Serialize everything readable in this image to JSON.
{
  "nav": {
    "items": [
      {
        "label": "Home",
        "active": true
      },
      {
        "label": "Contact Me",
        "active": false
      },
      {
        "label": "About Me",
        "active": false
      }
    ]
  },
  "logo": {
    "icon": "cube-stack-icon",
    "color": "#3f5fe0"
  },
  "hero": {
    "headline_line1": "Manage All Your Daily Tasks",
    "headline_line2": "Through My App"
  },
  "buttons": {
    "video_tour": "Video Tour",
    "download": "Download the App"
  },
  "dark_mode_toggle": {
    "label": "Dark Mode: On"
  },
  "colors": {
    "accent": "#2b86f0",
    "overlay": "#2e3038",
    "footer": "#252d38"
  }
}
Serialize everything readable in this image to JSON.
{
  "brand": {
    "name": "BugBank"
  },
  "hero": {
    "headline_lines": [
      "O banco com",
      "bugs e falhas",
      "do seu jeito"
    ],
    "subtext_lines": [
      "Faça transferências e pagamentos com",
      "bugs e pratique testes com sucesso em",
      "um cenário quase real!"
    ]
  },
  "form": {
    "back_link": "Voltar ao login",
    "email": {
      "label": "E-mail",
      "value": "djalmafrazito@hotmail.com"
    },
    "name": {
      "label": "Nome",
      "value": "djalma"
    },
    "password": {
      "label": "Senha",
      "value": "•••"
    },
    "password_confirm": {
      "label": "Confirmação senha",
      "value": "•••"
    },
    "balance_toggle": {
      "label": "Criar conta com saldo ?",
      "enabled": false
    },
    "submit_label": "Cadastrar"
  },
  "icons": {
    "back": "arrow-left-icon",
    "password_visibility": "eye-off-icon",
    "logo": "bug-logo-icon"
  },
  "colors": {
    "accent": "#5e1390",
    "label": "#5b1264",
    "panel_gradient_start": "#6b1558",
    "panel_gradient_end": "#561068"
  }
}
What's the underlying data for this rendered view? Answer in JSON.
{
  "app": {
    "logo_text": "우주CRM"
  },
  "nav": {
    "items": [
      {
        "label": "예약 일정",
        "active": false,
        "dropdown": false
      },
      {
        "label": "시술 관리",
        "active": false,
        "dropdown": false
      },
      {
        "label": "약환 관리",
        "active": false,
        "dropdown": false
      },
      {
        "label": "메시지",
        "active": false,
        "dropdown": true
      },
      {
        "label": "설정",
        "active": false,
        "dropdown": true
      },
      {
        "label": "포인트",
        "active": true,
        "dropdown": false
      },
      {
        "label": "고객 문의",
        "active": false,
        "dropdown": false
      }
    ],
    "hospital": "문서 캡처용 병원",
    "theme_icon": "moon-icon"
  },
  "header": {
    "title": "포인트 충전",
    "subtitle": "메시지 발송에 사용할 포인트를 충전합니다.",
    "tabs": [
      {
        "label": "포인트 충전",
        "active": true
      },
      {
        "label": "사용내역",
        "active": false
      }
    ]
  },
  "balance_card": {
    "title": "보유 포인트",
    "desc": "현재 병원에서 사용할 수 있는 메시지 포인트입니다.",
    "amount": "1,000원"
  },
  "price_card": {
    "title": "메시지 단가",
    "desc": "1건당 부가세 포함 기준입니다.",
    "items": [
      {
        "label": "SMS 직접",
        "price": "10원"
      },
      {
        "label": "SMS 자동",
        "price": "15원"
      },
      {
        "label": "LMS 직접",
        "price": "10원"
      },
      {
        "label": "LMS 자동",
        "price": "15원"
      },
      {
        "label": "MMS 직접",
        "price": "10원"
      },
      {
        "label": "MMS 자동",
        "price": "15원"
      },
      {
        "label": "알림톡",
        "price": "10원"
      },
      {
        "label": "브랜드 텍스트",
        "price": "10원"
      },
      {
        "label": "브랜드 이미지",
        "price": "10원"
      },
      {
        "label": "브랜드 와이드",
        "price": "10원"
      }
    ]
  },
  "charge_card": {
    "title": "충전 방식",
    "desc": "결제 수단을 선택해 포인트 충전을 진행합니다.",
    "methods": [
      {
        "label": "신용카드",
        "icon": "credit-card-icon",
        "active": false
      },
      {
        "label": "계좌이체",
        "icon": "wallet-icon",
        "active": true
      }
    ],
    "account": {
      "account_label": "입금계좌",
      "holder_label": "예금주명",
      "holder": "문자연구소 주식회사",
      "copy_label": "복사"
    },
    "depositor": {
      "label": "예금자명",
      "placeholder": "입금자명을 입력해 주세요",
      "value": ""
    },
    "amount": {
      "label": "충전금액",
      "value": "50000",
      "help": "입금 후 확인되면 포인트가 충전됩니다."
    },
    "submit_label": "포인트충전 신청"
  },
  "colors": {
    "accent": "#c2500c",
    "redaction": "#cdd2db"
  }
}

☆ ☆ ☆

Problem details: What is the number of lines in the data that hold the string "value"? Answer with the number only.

Result below: 6